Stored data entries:
****
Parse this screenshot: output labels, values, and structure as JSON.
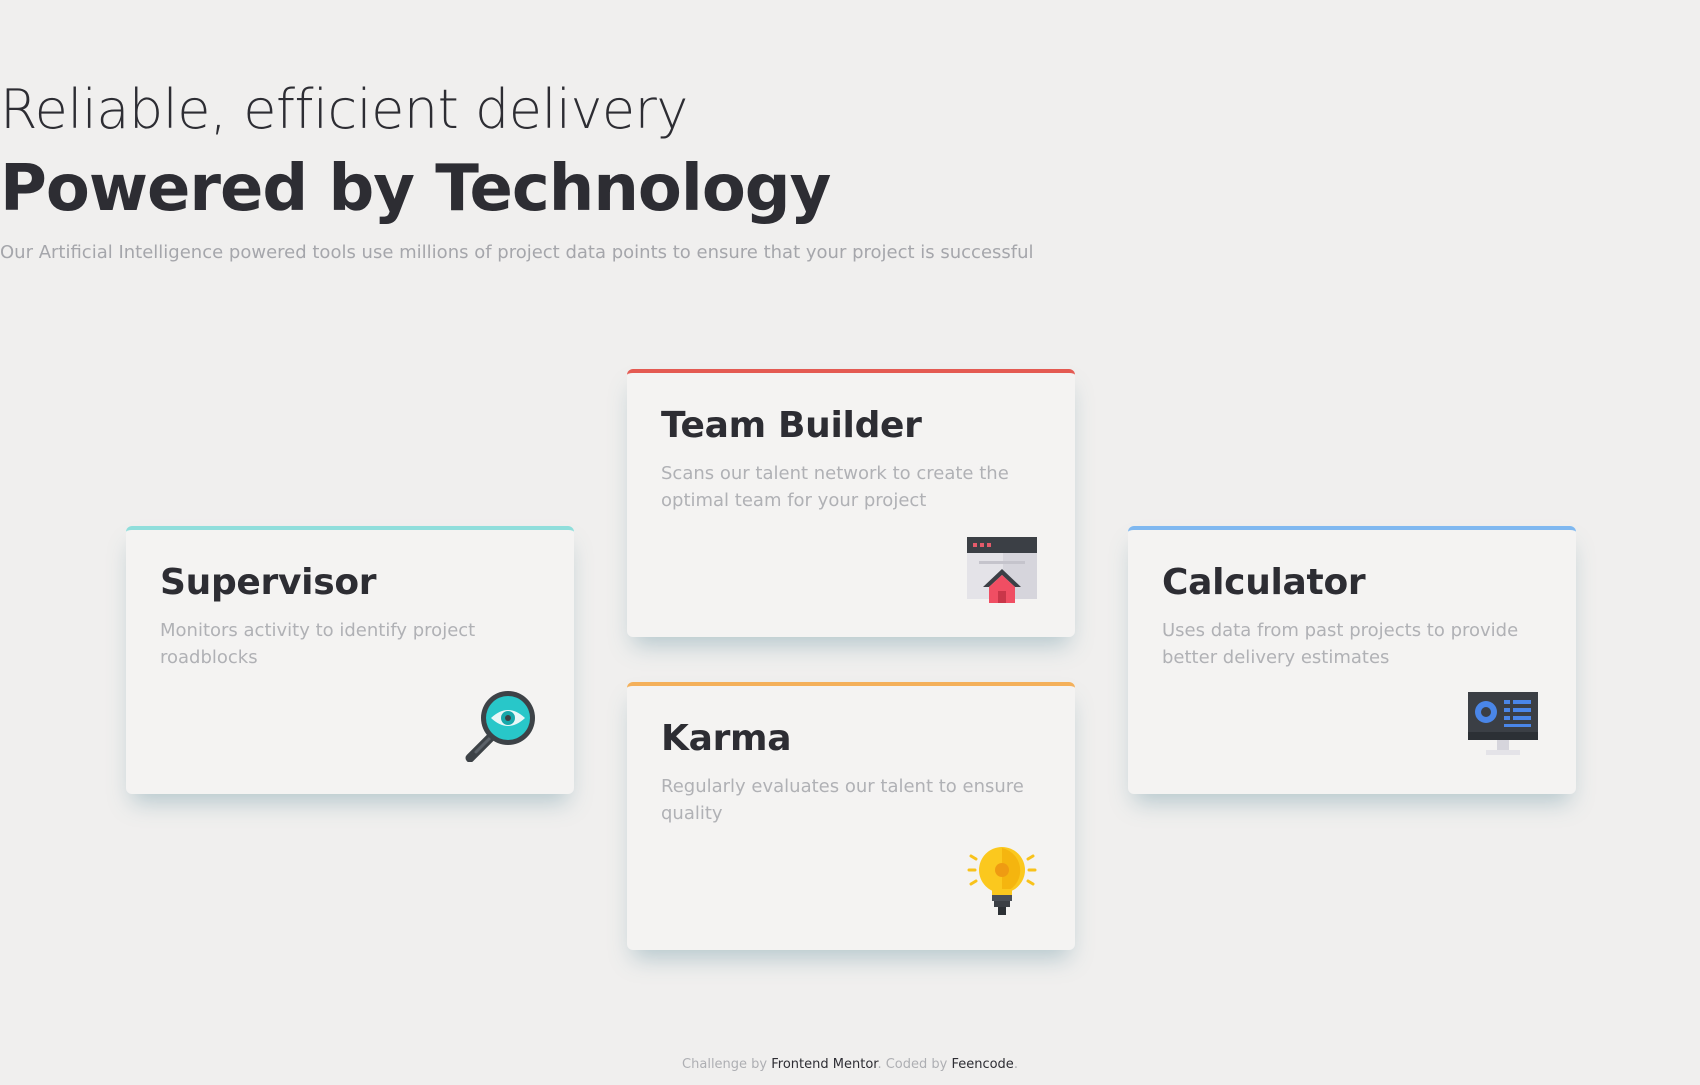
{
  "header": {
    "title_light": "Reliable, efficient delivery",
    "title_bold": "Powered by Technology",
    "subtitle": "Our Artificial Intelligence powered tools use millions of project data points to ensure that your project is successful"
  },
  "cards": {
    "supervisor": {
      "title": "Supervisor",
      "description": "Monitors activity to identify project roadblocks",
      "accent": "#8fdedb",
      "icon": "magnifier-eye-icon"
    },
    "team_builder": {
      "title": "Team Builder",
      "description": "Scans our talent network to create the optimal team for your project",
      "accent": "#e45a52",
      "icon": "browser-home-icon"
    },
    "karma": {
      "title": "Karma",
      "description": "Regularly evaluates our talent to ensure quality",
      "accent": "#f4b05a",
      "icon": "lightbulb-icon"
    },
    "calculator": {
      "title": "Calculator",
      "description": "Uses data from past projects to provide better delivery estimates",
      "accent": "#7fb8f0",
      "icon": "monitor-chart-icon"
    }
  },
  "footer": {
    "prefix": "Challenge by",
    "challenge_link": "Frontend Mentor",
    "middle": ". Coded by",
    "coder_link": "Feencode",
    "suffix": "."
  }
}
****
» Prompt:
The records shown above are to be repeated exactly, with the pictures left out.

» Output below:
Parse this screenshot: output labels, values, and structure as JSON.
{
  "header": {
    "title_light": "Reliable, efficient delivery",
    "title_bold": "Powered by Technology",
    "subtitle": "Our Artificial Intelligence powered tools use millions of project data points to ensure that your project is successful"
  },
  "cards": {
    "supervisor": {
      "title": "Supervisor",
      "description": "Monitors activity to identify project roadblocks",
      "accent": "#8fdedb",
      "icon": "magnifier-eye-icon"
    },
    "team_builder": {
      "title": "Team Builder",
      "description": "Scans our talent network to create the optimal team for your project",
      "accent": "#e45a52",
      "icon": "browser-home-icon"
    },
    "karma": {
      "title": "Karma",
      "description": "Regularly evaluates our talent to ensure quality",
      "accent": "#f4b05a",
      "icon": "lightbulb-icon"
    },
    "calculator": {
      "title": "Calculator",
      "description": "Uses data from past projects to provide better delivery estimates",
      "accent": "#7fb8f0",
      "icon": "monitor-chart-icon"
    }
  },
  "footer": {
    "prefix": "Challenge by",
    "challenge_link": "Frontend Mentor",
    "middle": ". Coded by",
    "coder_link": "Feencode",
    "suffix": "."
  }
}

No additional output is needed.